- **What the task asks**
The full listing should be reproduced exactly as it appears.

- **Given entries**
>>>

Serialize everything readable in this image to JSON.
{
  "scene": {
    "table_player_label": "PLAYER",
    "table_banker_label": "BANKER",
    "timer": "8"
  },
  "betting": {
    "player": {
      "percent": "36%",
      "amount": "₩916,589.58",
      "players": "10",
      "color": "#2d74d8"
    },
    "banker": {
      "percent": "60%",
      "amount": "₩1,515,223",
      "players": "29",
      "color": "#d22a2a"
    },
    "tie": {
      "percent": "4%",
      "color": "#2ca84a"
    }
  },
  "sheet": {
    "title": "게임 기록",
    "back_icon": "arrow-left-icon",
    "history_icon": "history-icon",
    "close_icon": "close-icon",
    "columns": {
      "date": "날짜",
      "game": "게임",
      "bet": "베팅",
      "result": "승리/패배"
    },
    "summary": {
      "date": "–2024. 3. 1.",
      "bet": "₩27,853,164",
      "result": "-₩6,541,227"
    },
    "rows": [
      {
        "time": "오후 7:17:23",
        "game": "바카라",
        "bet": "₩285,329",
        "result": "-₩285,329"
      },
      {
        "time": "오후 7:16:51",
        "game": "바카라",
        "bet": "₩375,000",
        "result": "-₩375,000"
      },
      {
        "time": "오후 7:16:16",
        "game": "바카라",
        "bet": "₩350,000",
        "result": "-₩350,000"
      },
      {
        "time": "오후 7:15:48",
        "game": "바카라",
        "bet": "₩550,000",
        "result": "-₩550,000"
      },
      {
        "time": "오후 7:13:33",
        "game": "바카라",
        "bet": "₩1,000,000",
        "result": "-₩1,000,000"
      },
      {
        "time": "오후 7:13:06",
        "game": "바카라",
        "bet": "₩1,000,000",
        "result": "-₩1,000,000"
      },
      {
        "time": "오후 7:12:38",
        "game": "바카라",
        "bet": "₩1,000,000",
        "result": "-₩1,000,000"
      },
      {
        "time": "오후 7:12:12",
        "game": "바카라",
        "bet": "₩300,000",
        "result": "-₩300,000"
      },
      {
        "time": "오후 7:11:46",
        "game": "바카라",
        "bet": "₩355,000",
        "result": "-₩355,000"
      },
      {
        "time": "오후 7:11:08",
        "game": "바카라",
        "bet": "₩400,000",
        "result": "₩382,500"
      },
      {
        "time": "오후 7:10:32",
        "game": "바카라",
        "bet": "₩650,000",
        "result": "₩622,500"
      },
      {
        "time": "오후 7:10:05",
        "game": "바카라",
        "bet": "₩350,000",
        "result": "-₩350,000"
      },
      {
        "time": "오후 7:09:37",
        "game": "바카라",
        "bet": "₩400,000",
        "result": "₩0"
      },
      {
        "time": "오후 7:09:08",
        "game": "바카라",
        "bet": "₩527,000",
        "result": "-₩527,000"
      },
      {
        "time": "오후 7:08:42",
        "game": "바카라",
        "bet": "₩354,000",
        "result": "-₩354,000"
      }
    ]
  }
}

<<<

- **Answer to the problem**
Serialize everything readable in this image to JSON.
{
  "scene": {
    "table_player_label": "PLAYER",
    "table_banker_label": "BANKER",
    "timer": "8"
  },
  "betting": {
    "player": {
      "percent": "36%",
      "amount": "₩916,589.58",
      "players": "10",
      "color": "#2d74d8"
    },
    "banker": {
      "percent": "60%",
      "amount": "₩1,515,223",
      "players": "29",
      "color": "#d22a2a"
    },
    "tie": {
      "percent": "4%",
      "color": "#2ca84a"
    }
  },
  "sheet": {
    "title": "게임 기록",
    "back_icon": "arrow-left-icon",
    "history_icon": "history-icon",
    "close_icon": "close-icon",
    "columns": {
      "date": "날짜",
      "game": "게임",
      "bet": "베팅",
      "result": "승리/패배"
    },
    "summary": {
      "date": "–2024. 3. 1.",
      "bet": "₩27,853,164",
      "result": "-₩6,541,227"
    },
    "rows": [
      {
        "time": "오후 7:17:23",
        "game": "바카라",
        "bet": "₩285,329",
        "result": "-₩285,329"
      },
      {
        "time": "오후 7:16:51",
        "game": "바카라",
        "bet": "₩375,000",
        "result": "-₩375,000"
      },
      {
        "time": "오후 7:16:16",
        "game": "바카라",
        "bet": "₩350,000",
        "result": "-₩350,000"
      },
      {
        "time": "오후 7:15:48",
        "game": "바카라",
        "bet": "₩550,000",
        "result": "-₩550,000"
      },
      {
        "time": "오후 7:13:33",
        "game": "바카라",
        "bet": "₩1,000,000",
        "result": "-₩1,000,000"
      },
      {
        "time": "오후 7:13:06",
        "game": "바카라",
        "bet": "₩1,000,000",
        "result": "-₩1,000,000"
      },
      {
        "time": "오후 7:12:38",
        "game": "바카라",
        "bet": "₩1,000,000",
        "result": "-₩1,000,000"
      },
      {
        "time": "오후 7:12:12",
        "game": "바카라",
        "bet": "₩300,000",
        "result": "-₩300,000"
      },
      {
        "time": "오후 7:11:46",
        "game": "바카라",
        "bet": "₩355,000",
        "result": "-₩355,000"
      },
      {
        "time": "오후 7:11:08",
        "game": "바카라",
        "bet": "₩400,000",
        "result": "₩382,500"
      },
      {
        "time": "오후 7:10:32",
        "game": "바카라",
        "bet": "₩650,000",
        "result": "₩622,500"
      },
      {
        "time": "오후 7:10:05",
        "game": "바카라",
        "bet": "₩350,000",
        "result": "-₩350,000"
      },
      {
        "time": "오후 7:09:37",
        "game": "바카라",
        "bet": "₩400,000",
        "result": "₩0"
      },
      {
        "time": "오후 7:09:08",
        "game": "바카라",
        "bet": "₩527,000",
        "result": "-₩527,000"
      },
      {
        "time": "오후 7:08:42",
        "game": "바카라",
        "bet": "₩354,000",
        "result": "-₩354,000"
      }
    ]
  }
}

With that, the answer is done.